This Court does not deem every push or shove under the circumstances of this case to rise to the level of a violation of constitutional rights.
It is a far cry from the situation on the line in the face of a potentially hostile crowd, and the peaceful atmosphere of the courtroom. These officers were faced with a man whose initial stop was entirely proper, and whose restraint was entirely proper. They were faced with a gathering crowd. Crowds can often become unruly. The most expedient way to avoid a confrontation was to remove the Plaintiff from the scene.
A suggestion was made that a police supervisor should have been called.

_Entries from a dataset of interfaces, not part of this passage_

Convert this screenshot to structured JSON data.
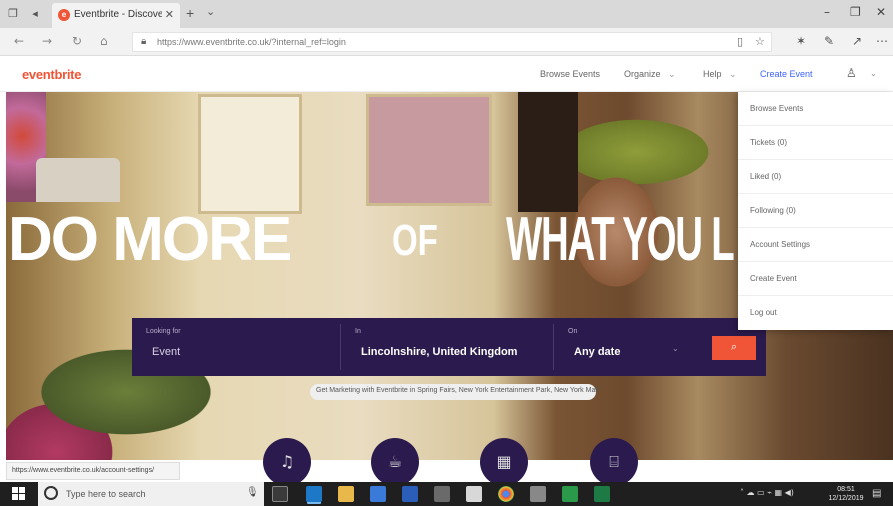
{
  "browser": {
    "tab_title": "Eventbrite - Discover G",
    "url": "https://www.eventbrite.co.uk/?internal_ref=login",
    "status_url": "https://www.eventbrite.co.uk/account-settings/"
  },
  "header": {
    "logo": "eventbrite",
    "nav": {
      "browse_events": "Browse Events",
      "organize": "Organize",
      "help": "Help",
      "create_event": "Create Event"
    }
  },
  "hero": {
    "headline_part1": "DO MORE",
    "headline_part2": "OF",
    "headline_part3": "WHAT YOU L",
    "search": {
      "looking_for_label": "Looking for",
      "looking_for_value": "Event",
      "in_label": "In",
      "in_value": "Lincolnshire, United Kingdom",
      "on_label": "On",
      "on_value": "Any date",
      "button_icon": "search-icon"
    },
    "promo": "Get Marketing with Eventbrite in Spring Fairs, New York Entertainment Park, New York Mall",
    "categories": [
      "music-icon",
      "food-icon",
      "calendar-icon",
      "gift-icon"
    ]
  },
  "dropdown": {
    "items": [
      "Browse Events",
      "Tickets (0)",
      "Liked (0)",
      "Following (0)",
      "Account Settings",
      "Create Event",
      "Log out"
    ]
  },
  "taskbar": {
    "search_placeholder": "Type here to search",
    "time": "08:51",
    "date": "12/12/2019"
  },
  "colors": {
    "brand": "#f05537",
    "search_bar": "#2b1a4d",
    "link": "#3d64ff"
  }
}
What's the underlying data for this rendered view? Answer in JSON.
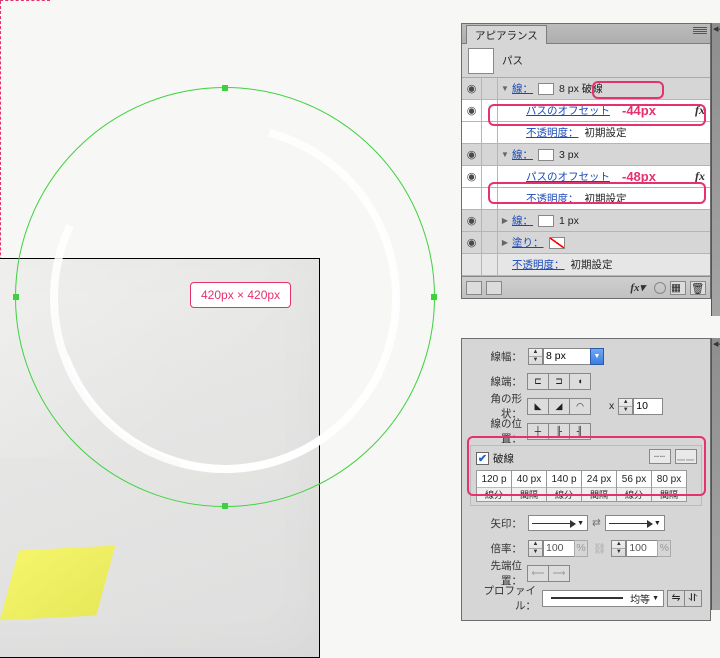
{
  "canvas": {
    "dimension_label": "420px × 420px"
  },
  "appearance": {
    "panel_title": "アピアランス",
    "object_type": "パス",
    "rows": {
      "stroke1_label": "線：",
      "stroke1_value": "8 px 破線",
      "offset1_link": "パスのオフセット",
      "offset1_value": "-44px",
      "opacity_label": "不透明度：",
      "opacity_value": "初期設定",
      "stroke2_label": "線：",
      "stroke2_value": "3 px",
      "offset2_link": "パスのオフセット",
      "offset2_value": "-48px",
      "stroke3_label": "線：",
      "stroke3_value": "1 px",
      "fill_label": "塗り：",
      "final_opacity_label": "不透明度：",
      "final_opacity_value": "初期設定"
    }
  },
  "stroke": {
    "weight_label": "線幅：",
    "weight_value": "8 px",
    "cap_label": "線端：",
    "join_label": "角の形状：",
    "miter_x": "x",
    "miter_value": "10",
    "align_label": "線の位置：",
    "dash_check_label": "破線",
    "dash_cells": [
      {
        "v": "120 p",
        "l": "線分"
      },
      {
        "v": "40 px",
        "l": "間隔"
      },
      {
        "v": "140 p",
        "l": "線分"
      },
      {
        "v": "24 px",
        "l": "間隔"
      },
      {
        "v": "56 px",
        "l": "線分"
      },
      {
        "v": "80 px",
        "l": "間隔"
      }
    ],
    "arrow_label": "矢印：",
    "scale_label": "倍率：",
    "scale_a": "100",
    "scale_pct": "%",
    "scale_b": "100",
    "tip_label": "先端位置：",
    "profile_label": "プロファイル：",
    "profile_value": "均等"
  }
}
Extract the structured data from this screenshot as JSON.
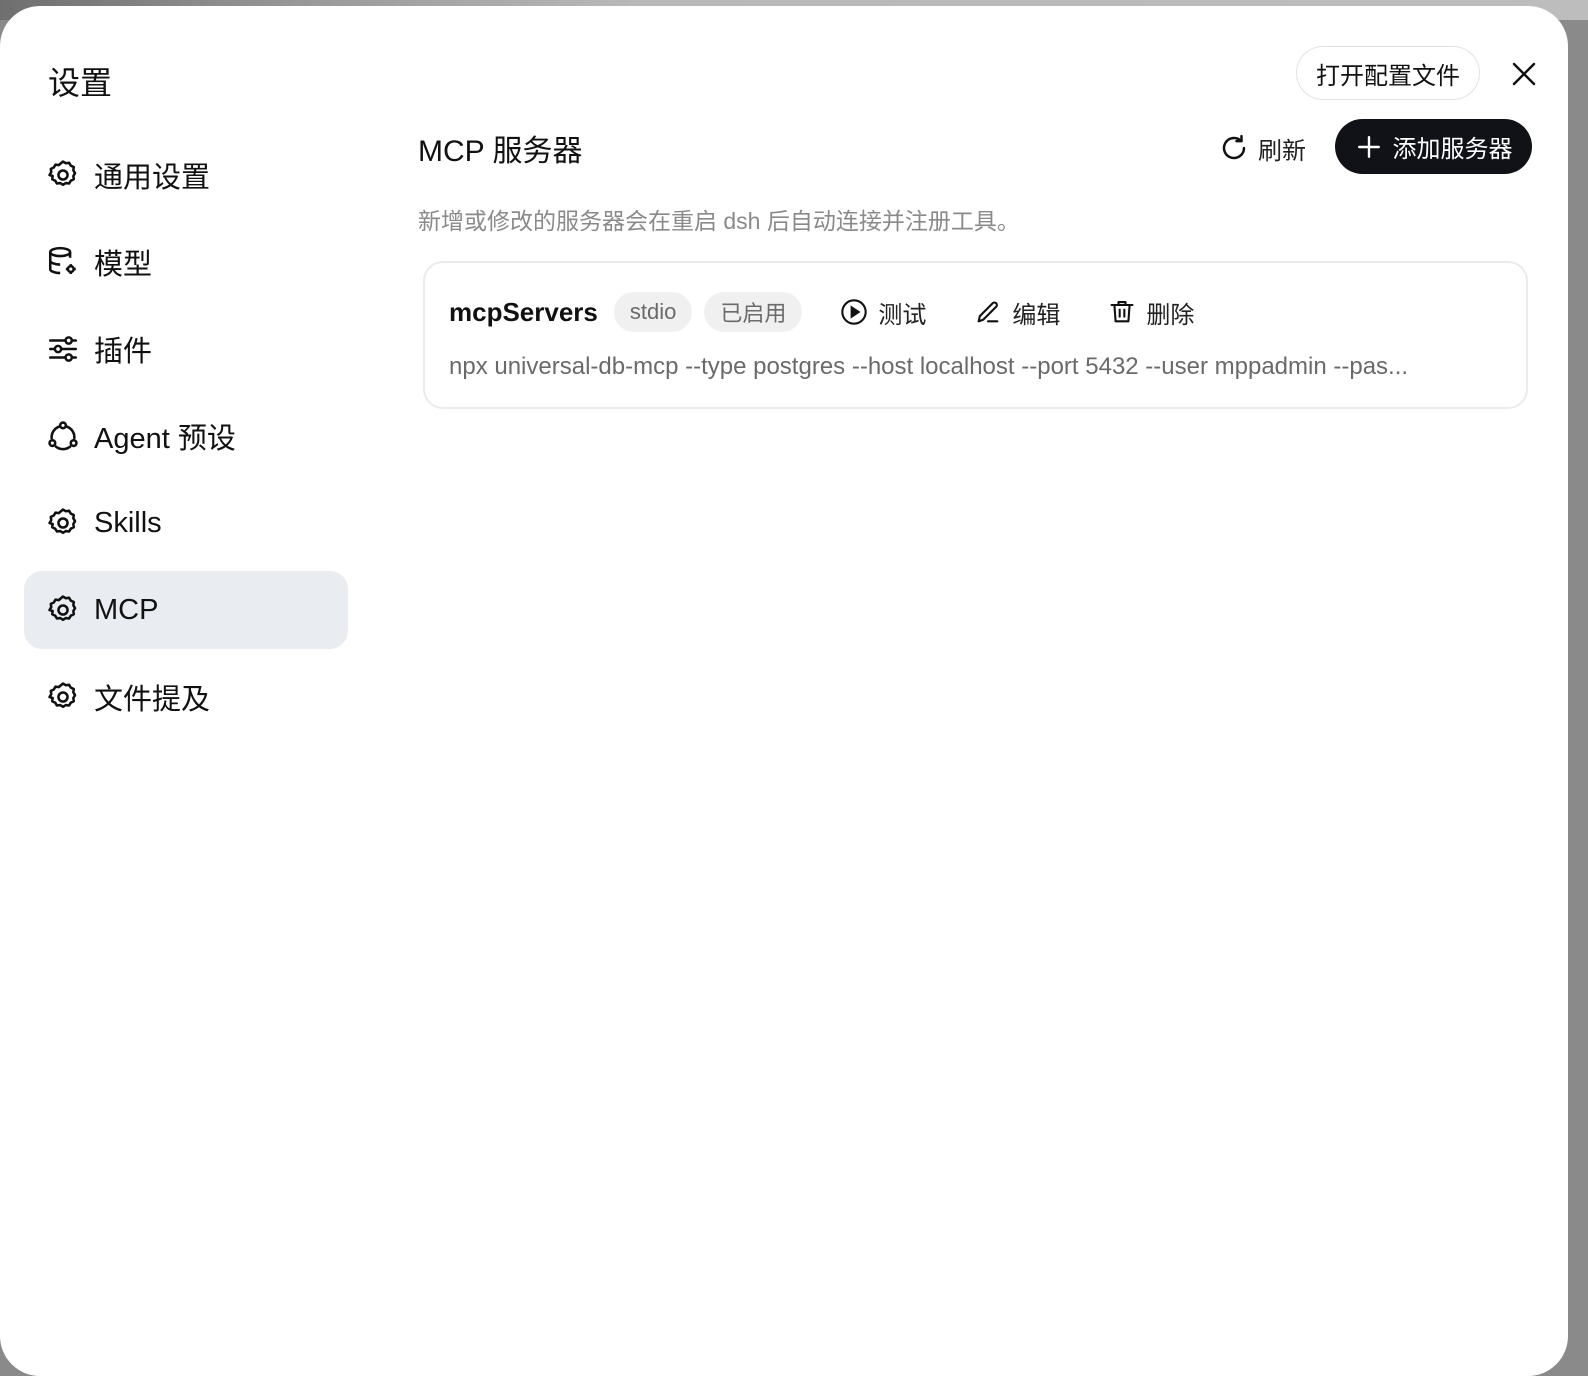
{
  "dialog": {
    "title": "设置",
    "open_config_label": "打开配置文件",
    "close_icon": "close-icon"
  },
  "sidebar": {
    "items": [
      {
        "label": "通用设置",
        "icon": "gear-icon",
        "active": false
      },
      {
        "label": "模型",
        "icon": "database-gear-icon",
        "active": false
      },
      {
        "label": "插件",
        "icon": "sliders-icon",
        "active": false
      },
      {
        "label": "Agent 预设",
        "icon": "workflow-icon",
        "active": false
      },
      {
        "label": "Skills",
        "icon": "gear-icon",
        "active": false
      },
      {
        "label": "MCP",
        "icon": "gear-icon",
        "active": true
      },
      {
        "label": "文件提及",
        "icon": "gear-icon",
        "active": false
      }
    ]
  },
  "main": {
    "title": "MCP 服务器",
    "refresh_label": "刷新",
    "add_label": "添加服务器",
    "description": "新增或修改的服务器会在重启 dsh 后自动连接并注册工具。",
    "servers": [
      {
        "name": "mcpServers",
        "transport": "stdio",
        "status": "已启用",
        "test_label": "测试",
        "edit_label": "编辑",
        "delete_label": "删除",
        "command": "npx universal-db-mcp --type postgres --host localhost --port 5432 --user mppadmin --pas..."
      }
    ]
  },
  "colors": {
    "active_nav_bg": "#e9ecf0",
    "primary_button_bg": "#101217",
    "muted_text": "#8a8a8a"
  }
}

This would have entailed another 15 or 20 minutes of police presence with a crowd gathering.
Obviously, since the officers have been found by the Court not to have violated the Plaintiff's constitutional rights, for use of excessive force, there would not be any liability on the part of the City of Charlotte.
The Plaintiff's Complaint contained allegations that the City violated Plaintiff's civil rights by failing to supervise or properly train its police officers to identify and respond to the Plaintiff's medical problem, by failing to supervise or train its police officers to insure that reasonable alternatives to the restraint used on Plaintiff were known and available to officers, that Plaintiff was a qualified handicapped person on November 12, 1984, and that the City or its police officers discriminated against Plaintiff on the basis of his handicap.
The evidence, however, shows, taking Plaintiff's witness Dr. Meadows' testimony, that the Charlotte Police Department's training of its officers met or exceeded the number of hours required by the State.
Further, § 504 of the Rehabilitation Act of 1973, Title 29 U.S.C. § 794, refers to discrimination against a handicapped person by reason of his handicap by exclusion from any program or activity receiving Federal Financial Assistance. The stopping of the Plaintiff under the circumstances of this case and the restraint of the Plaintiff who was having an insulin reaction by no stretch of the imagination would be prohibited by N.C.G.S. § 168-2, § 504 of the Rehabilitation Act of 1973.
NOW, THEREFORE, IT IS ORDERED that all Defendants' Motions for a directed verdict as to all counts of the Plaintiff's Complaint are GRANTED.